Are your high blood sugar levels undermining your workouts?
Eating a diet high in sugar and processed foods could put a dent in our long-term health in part by changing how well our bodies respond to exercise.
People with consistently high levels of blood sugar could get less benefit from exercise than those whose blood sugar levels are normal, according to a cautionary new study of nutrition, blood sugar and exercise.
The study, which involved rodents and people, suggests that eating a diet high in sugar and processed foods, which may set the stage for poor blood sugar control, could dent our long-term health in part by changing how well our bodies respond to a workout.
We already have plenty of evidence, of course, that elevated blood sugar is unhealthy. People with hyperglycaemia tend to be overweight and face greater long-term risks for heart disease and Type 2 diabetes, even if, in the early stages, their condition does not meet the criteria for those diseases.

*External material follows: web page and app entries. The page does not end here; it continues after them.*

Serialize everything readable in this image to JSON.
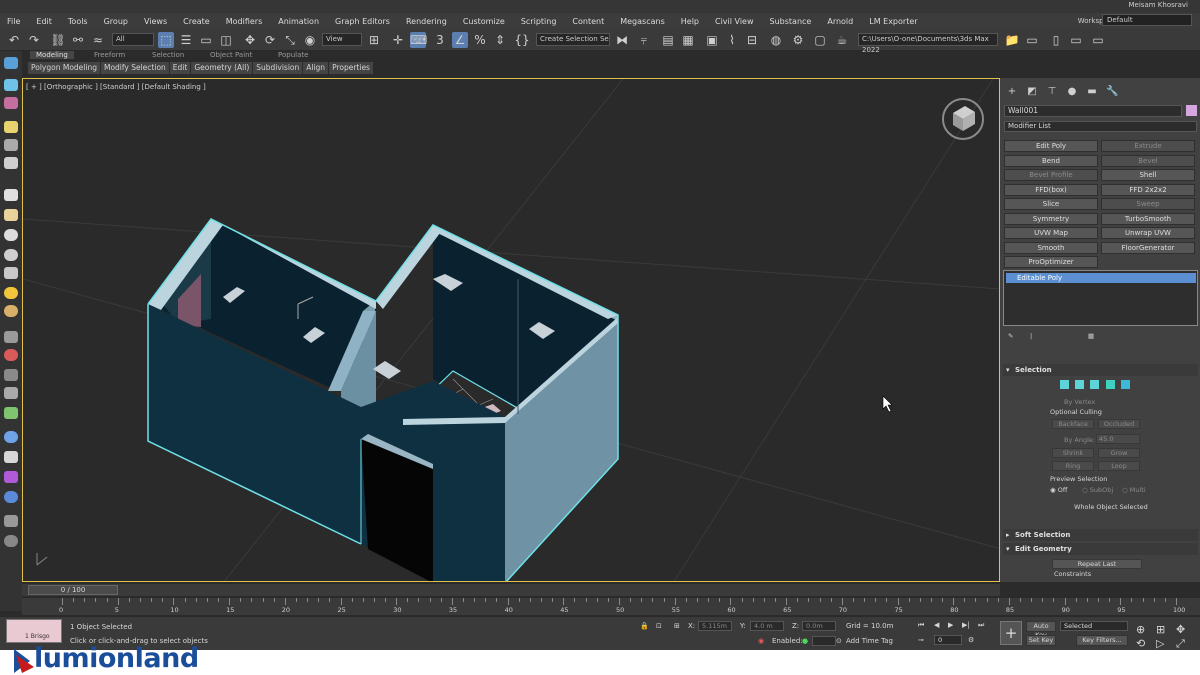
{
  "user_name": "Meisam Khosravi",
  "menu": [
    "File",
    "Edit",
    "Tools",
    "Group",
    "Views",
    "Create",
    "Modifiers",
    "Animation",
    "Graph Editors",
    "Rendering",
    "Customize",
    "Scripting",
    "Content",
    "Megascans",
    "Help",
    "Civil View",
    "Substance",
    "Arnold",
    "LM Exporter"
  ],
  "workspaces_label": "Workspaces:",
  "workspace_value": "Default",
  "toolbar": {
    "filter_value": "All",
    "view_value": "View",
    "selection_set": "Create Selection Se",
    "project_path": "C:\\Users\\O-one\\Documents\\3ds Max 2022"
  },
  "ribbon": {
    "tabs": [
      "Modeling",
      "Freeform",
      "Selection",
      "Object Paint",
      "Populate"
    ],
    "subtabs": [
      "Polygon Modeling",
      "Modify Selection",
      "Edit",
      "Geometry (All)",
      "Subdivision",
      "Align",
      "Properties"
    ]
  },
  "viewport": {
    "label": "[ + ] [Orthographic ] [Standard ] [Default Shading ]"
  },
  "panel": {
    "object_name": "Wall001",
    "object_color": "#d6a6e0",
    "modifier_list": "Modifier List",
    "buttons": [
      {
        "label": "Edit Poly",
        "enabled": true
      },
      {
        "label": "Extrude",
        "enabled": false
      },
      {
        "label": "Bend",
        "enabled": true
      },
      {
        "label": "Bevel",
        "enabled": false
      },
      {
        "label": "Bevel Profile",
        "enabled": false
      },
      {
        "label": "Shell",
        "enabled": true
      },
      {
        "label": "FFD(box)",
        "enabled": true
      },
      {
        "label": "FFD 2x2x2",
        "enabled": true
      },
      {
        "label": "Slice",
        "enabled": true
      },
      {
        "label": "Sweep",
        "enabled": false
      },
      {
        "label": "Symmetry",
        "enabled": true
      },
      {
        "label": "TurboSmooth",
        "enabled": true
      },
      {
        "label": "UVW Map",
        "enabled": true
      },
      {
        "label": "Unwrap UVW",
        "enabled": true
      },
      {
        "label": "Smooth",
        "enabled": true
      },
      {
        "label": "FloorGenerator",
        "enabled": true
      },
      {
        "label": "ProOptimizer",
        "enabled": true
      }
    ],
    "stack_item": "Editable Poly",
    "selection_title": "Selection",
    "by_vertex": "By Vertex",
    "optional_culling": "Optional Culling",
    "backface": "Backface",
    "occluded": "Occluded",
    "by_angle": "By Angle:",
    "angle_value": "45.0",
    "shrink": "Shrink",
    "grow": "Grow",
    "ring": "Ring",
    "loop": "Loop",
    "preview_selection": "Preview Selection",
    "off": "Off",
    "subobj": "SubObj",
    "multi": "Multi",
    "whole_object": "Whole Object Selected",
    "soft_selection": "Soft Selection",
    "edit_geometry": "Edit Geometry",
    "repeat_last": "Repeat Last",
    "constraints": "Constraints"
  },
  "timeline": {
    "frame": "0 / 100",
    "ticks": [
      "0",
      "5",
      "10",
      "15",
      "20",
      "25",
      "30",
      "35",
      "40",
      "45",
      "50",
      "55",
      "60",
      "65",
      "70",
      "75",
      "80",
      "85",
      "90",
      "95",
      "100"
    ]
  },
  "status": {
    "maxscript": "1 Brisgo",
    "objects_selected": "1 Object Selected",
    "prompt": "Click or click-and-drag to select objects",
    "x_label": "X:",
    "x_value": "5.115m",
    "y_label": "Y:",
    "y_value": "4.0 m",
    "z_label": "Z:",
    "z_value": "0.0m",
    "grid": "Grid = 10.0m",
    "enabled_label": "Enabled:",
    "add_time_tag": "Add Time Tag",
    "auto_key": "Auto Key",
    "set_key": "Set Key",
    "selected": "Selected",
    "key_filters": "Key Filters...",
    "frame_value": "0"
  },
  "watermark": "lumionland"
}
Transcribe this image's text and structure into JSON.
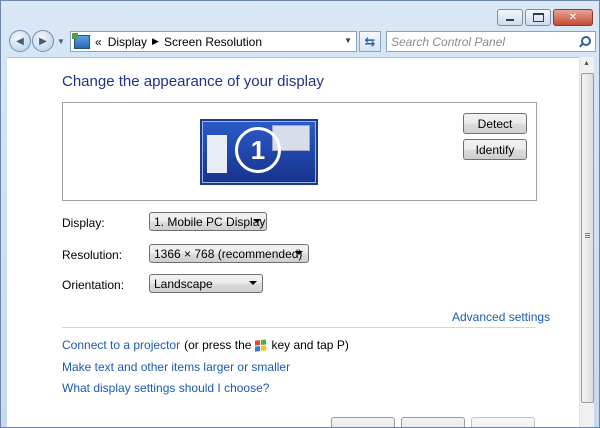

They also tend to be out of shape. In epidemiological studies, people with elevated blood sugar often also have low aerobic fitness, while, in animal studies, rats bred with low endurance from birth show early blood-sugar problems, as well.
This interrelationship between blood sugar and fitness is consequential in part because low aerobic fitness is closely linked to a high risk of premature death.
But most past studies of blood sugar and fitness have been epidemiological, meaning they have identified links between the two conditions but not their sequence or mechanisms.
They have not clarified whether hyperglycaemia usually precedes and leads to low fitness, or the other way around, or how either condition manages to influence the other.
So, for the new study, which was published this month in Nature Metabolism, researchers at the Joslin Diabetes Centre in Boston and other institutions decided to raise blood sugar levels in mice and see what happened when they exercised.
They started with adult mice, switching some from normal chow to a diet high in sugar and saturated fat, similar to what many of us in the developed world eat nowadays. These mice rapidly gained weight and developed habitually high blood sugar.
They injected other mice with a substance that reduces their ability to produce insulin, a hormone that helps to control blood sugar, similar to when people have certain forms of diabetes.
Those animals did not get fatter, but their blood sugar levels rose to the same extent as among the mice in the sugary diet group.
Other animals remained on their normal chow, as a control group.
After four months, the scientists checked each mouse’s fitness by measuring how long it could run on a treadmill before exhaustion.
They then put a running wheel in each animal’s cage and let them jog at will for the next six weeks, which they did. On average, each mouse ran about 300 miles during that month and a half.
But they did not all gain the same level of fitness. The control group now ran for a much longer period of time on the treadmill before exhaustion; they were much fitter. But the animals with high blood sugar showed little improvement. Their aerobic fitness had barely budged.
Interestingly, their exercise resistance was the same, whether their blood sugar problems stemmed from poor diet or lack of insulin, and whether they were overweight or slimmer. If they had high blood sugar, they resisted the benefits of exercise.
To better understand why, the scientists next looked inside muscles. And conditions there were telling. The muscles of the control animals teemed with healthy, new muscle fibres and a network of new blood vessels ferrying extra oxygen and fuel to them.
But the muscle tissues of the animals with high blood sugar displayed mostly new deposits of collagen, a rigid substance that seems to have crowded out new blood vessels and prevented the muscles from adapting to the exercise and contributing to better fitness.
Finally, since rodents are not people, the scientists checked blood sugar levels and endurance in a group of 24 young adults. None had diabetes, although some had blood-sugar levels that could be considered pre-diabetic.
During treadmill fitness testing, those volunteers with the worst blood-sugar control also had the lowest endurance, and when the scientists later microscopically examined their muscle tissues after the exercise, they found high activation of proteins that can inhibit improvements to aerobic fitness.
Taken as a whole, these results in mice and people suggest that “constantly bathing your tissues in sugar is just not a good idea” and could undercut any subsequent benefits from exercise, says Sarah Lessard, an assistant professor at the Joslin Diabetes Centre and Harvard Medical School, who oversaw the new study.
In practical terms, the findings suggest that, for those of us whose blood-sugar levels depend on our diets, we might want to “cut back on sugar” and the highly processed, fatty foods that also can raise blood sugar and blunt exercise effects, she says. (The control mice ate a high-carbohydrate chow, so carbohydrates, per se, are not necessarily the issue, she says; diet quality is.)
More fundamentally, the study intimates that “diet and exercise should be considered together” when we start thinking about how to improve our health, Lessard says.
They affect each other and they influence how each affects us more than we might expect, she says.
But perhaps most important, the study contains some encouraging data, Lessard points out.
The hyperglycaemic mice gained little endurance from their weeks of working out, but they were beginning to show early signs of better blood-sugar control, she says.
So, it might require time and gritty determination, but exercise eventually could help people with hyperglycaemia to stabilise their blood sugar, she says, and then start feeling their fitness rise.
By Gretchen Reynolds © The New York Times
This article originally appeared in The New York Times.